View Full Version : U.N. Recommends Iraq Caretaker Government

04-14-04, 02:12 PM
Apr 14, 12:55 PM (ET)
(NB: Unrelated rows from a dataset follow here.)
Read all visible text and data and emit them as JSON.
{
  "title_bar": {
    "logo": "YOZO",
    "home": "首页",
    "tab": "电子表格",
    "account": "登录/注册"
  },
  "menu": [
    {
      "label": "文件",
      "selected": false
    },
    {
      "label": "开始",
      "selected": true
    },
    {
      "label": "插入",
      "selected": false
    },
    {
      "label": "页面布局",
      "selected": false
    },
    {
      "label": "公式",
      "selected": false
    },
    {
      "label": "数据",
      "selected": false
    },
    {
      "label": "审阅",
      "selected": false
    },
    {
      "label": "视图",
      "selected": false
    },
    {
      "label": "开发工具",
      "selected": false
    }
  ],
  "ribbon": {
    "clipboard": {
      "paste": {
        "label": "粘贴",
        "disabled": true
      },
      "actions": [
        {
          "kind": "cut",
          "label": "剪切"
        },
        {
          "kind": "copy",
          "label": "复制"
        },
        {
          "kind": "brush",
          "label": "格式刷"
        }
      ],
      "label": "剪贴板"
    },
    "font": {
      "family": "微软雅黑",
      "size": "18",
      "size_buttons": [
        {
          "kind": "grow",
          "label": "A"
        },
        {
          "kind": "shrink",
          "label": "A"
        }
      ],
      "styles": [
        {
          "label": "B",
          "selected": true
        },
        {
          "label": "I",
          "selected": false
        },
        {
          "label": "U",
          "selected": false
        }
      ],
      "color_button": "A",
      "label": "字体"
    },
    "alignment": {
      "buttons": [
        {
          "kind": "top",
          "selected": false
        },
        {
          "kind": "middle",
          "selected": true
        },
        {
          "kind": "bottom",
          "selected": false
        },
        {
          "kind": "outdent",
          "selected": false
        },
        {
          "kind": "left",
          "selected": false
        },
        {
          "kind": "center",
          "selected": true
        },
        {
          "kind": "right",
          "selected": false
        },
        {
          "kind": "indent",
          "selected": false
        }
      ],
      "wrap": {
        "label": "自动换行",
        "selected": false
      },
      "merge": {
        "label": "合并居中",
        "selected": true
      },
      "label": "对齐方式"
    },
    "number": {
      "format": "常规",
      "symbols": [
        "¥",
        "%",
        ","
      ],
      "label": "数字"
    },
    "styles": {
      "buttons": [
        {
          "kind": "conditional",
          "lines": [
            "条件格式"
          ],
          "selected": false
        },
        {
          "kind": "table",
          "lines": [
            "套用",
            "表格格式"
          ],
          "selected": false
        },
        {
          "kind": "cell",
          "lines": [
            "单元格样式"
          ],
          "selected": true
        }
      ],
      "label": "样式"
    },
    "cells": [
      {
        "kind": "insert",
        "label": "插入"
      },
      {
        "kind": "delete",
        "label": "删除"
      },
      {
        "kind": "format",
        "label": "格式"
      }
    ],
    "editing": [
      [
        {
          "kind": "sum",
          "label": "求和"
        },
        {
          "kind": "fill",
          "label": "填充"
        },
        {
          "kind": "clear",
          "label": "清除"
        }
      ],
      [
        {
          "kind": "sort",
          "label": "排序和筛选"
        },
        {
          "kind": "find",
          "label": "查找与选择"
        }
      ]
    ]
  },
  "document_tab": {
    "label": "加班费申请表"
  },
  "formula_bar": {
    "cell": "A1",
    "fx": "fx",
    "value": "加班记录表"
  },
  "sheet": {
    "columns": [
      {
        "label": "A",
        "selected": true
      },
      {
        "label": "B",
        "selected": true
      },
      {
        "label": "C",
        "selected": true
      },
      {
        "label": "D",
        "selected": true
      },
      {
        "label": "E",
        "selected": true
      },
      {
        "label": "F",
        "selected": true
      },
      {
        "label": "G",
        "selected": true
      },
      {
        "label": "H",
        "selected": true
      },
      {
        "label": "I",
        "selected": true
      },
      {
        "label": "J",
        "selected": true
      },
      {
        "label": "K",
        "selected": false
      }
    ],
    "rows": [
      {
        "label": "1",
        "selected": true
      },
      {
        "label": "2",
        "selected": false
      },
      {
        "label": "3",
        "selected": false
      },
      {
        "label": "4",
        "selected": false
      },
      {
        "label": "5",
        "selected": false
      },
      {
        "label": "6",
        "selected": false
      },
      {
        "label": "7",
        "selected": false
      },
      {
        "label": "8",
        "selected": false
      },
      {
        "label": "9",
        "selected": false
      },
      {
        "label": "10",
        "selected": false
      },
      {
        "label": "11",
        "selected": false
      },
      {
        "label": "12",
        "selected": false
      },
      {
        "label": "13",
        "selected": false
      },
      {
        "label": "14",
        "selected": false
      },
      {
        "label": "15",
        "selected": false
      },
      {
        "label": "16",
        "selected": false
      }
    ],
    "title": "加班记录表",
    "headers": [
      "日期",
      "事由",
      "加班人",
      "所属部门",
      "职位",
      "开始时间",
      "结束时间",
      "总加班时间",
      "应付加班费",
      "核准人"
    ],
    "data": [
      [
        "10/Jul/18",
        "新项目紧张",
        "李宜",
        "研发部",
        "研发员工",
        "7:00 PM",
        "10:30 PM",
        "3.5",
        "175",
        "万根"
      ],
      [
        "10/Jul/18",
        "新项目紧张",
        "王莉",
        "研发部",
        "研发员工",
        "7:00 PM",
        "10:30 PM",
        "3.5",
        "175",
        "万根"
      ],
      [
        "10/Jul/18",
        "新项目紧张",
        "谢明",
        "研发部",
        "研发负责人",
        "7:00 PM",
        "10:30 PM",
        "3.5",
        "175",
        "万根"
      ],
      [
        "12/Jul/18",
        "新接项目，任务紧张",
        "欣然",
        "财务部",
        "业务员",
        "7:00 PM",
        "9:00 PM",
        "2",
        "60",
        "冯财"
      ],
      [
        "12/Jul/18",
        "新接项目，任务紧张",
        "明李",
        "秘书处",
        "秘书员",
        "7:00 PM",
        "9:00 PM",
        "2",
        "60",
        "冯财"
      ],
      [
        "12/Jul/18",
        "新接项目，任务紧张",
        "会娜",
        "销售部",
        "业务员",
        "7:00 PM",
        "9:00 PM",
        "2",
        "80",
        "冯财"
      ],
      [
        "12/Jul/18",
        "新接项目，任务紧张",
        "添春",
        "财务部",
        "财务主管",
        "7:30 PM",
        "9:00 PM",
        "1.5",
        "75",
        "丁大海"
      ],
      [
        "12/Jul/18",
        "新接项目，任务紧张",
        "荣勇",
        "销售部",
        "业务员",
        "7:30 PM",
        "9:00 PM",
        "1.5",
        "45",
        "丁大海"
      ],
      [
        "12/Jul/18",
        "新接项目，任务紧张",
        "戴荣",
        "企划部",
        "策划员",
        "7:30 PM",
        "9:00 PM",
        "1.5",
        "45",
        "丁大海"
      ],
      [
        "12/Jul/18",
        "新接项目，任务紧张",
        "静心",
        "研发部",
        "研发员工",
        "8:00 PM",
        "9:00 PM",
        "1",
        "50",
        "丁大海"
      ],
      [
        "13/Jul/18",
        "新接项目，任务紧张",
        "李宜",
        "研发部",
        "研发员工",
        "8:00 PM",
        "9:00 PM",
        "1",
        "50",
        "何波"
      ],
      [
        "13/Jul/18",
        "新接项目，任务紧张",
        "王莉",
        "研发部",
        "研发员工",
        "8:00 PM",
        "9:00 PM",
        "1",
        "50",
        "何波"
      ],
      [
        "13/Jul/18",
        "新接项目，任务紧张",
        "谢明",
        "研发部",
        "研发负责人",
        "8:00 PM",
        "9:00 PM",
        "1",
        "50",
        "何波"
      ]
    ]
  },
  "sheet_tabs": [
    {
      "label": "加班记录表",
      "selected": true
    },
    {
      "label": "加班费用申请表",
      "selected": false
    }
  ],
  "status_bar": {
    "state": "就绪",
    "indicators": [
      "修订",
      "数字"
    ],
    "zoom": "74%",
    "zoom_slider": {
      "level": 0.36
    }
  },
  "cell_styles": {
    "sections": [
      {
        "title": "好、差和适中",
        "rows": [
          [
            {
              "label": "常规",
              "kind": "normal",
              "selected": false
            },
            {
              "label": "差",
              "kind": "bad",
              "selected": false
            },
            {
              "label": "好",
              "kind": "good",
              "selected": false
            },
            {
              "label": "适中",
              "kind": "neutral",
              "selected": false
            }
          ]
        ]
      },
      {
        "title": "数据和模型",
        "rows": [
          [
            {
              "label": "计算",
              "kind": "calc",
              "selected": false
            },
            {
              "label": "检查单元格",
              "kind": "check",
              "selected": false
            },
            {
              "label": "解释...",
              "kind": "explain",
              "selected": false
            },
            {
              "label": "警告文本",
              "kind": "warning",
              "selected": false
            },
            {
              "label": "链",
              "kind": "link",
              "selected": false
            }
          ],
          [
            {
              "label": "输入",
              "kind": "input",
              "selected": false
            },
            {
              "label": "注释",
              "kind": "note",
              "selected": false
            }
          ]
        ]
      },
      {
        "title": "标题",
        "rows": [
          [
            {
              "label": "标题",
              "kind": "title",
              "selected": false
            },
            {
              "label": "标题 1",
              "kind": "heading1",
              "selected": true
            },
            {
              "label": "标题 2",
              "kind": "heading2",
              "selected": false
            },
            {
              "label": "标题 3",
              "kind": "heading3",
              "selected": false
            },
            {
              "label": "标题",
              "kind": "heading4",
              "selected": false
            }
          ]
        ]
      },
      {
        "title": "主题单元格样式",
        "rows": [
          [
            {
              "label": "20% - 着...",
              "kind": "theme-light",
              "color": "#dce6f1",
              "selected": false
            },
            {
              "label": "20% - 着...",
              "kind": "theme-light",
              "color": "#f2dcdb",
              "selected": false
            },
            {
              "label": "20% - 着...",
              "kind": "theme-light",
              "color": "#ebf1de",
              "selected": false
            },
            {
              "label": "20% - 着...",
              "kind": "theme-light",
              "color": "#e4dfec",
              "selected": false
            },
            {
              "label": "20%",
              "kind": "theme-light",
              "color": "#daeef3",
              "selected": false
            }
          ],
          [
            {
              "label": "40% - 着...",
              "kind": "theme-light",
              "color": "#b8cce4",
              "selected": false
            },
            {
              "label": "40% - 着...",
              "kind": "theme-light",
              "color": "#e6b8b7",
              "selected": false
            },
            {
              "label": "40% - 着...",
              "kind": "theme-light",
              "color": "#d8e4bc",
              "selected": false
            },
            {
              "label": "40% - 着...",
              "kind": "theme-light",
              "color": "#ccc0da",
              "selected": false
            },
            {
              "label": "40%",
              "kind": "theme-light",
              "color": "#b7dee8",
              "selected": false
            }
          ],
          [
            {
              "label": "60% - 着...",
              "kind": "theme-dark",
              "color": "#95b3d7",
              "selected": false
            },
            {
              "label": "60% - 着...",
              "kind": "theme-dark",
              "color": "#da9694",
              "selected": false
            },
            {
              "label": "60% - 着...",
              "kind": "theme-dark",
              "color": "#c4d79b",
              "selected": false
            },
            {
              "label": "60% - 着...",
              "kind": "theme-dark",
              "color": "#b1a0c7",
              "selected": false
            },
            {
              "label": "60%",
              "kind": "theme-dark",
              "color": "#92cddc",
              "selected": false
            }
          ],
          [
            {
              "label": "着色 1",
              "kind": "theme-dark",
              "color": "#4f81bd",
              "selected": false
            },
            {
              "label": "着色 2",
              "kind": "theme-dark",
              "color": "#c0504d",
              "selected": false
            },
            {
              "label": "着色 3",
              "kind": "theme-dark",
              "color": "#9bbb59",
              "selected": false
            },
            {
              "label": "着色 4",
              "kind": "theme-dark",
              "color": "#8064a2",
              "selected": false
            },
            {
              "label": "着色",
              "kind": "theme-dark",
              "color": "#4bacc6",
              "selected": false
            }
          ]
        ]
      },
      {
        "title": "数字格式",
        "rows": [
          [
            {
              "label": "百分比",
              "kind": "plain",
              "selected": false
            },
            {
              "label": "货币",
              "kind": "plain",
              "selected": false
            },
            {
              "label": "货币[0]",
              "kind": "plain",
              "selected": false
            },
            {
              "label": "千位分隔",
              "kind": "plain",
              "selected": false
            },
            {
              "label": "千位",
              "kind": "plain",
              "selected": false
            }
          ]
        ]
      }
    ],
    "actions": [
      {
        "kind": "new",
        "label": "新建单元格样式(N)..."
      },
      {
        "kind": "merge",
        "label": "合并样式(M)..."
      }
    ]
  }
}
BAGHDAD, Iraq (AP) - Iraq should dissolve the U.S.-picked Governing Council and set up a caretaker government of respected Iraqis to lead the country from the U.S. handover of power on June 30 until elections set for Jan. 31, U.N. envoy Lakhdar Brahimi said Wednesday. The caretaker government would be led by a prime minister and include a president and two vice presidents. It must include "Iraqi men and women known for their honesty, integrity and competence," Brahimi said. The U.N. envoy has been in Iraq since April 5 trying to work out a framework for the political process despite the worst violence since the fall of Saddam Hussein. A "consultative assembly" should also be created, but not an interim legislature, Brahimi said. The Governing Council would be dissolved when the caretaker government is handed sovereignty by U.S. administrators on June 30. "I am absolutely confident that most Iraqis want a simple solution for this interim period," he said. "You don't need a legislative body for this short period." Brahimi said he was "confident" that a government can be set up and that he would give U.N. chief Kofi Annan recommendations on how to do so when he returns to U.N. headquarters. But he acknowledged that security must improve "considerably" before the Jan. 31 election can take place. Violence in Iraq so far this month has killed at least 87 U.S. soldiers and about 880 Iraqis - the deadliest month since the military set foot in Iraq. Most of the deaths are from fighting in the Sunni city of Fallujah west of Baghdad and clashes with forces loyal to radical cleric Muqtada al-Sadr in cities south of the capital. Brahimi insisted U.N. and U.S. officials were cooperating but he denounced the U.S. military operation against Sunni insurgents in Fallujah, where civilian deaths have reportedly been high. "Collective punishment is certainly unacceptable and the siege of the city is absolutely unacceptable," Brahimi told a press conference. He also criticized the U.S.-led coalition's holding of Iraqi prisoners and U.S. efforts after Saddam's fall to root out high-ranking members of the ousted Baath Party from official positions. "It is difficult to understand that thousands upon thousands ... of professionals sorely needed in the country have been dismissed" due to Baathist ties, he said. Even some coalition officials have complained that the de-Baathification committee, headed by Governing Council member Ahmad Chalabi, has gone too far in pursuing Baathists. Iraqi politicians and U.S. administrators have differed sharply over how to transfer power to Iraqis. That led the United States to abandon an earlier U.S. plan to choose a government through local caucuses. Unable to agree, Iraq's Governing Council and the coalition asked the United Nations to try to find a solution, prompting Brahimi's mission.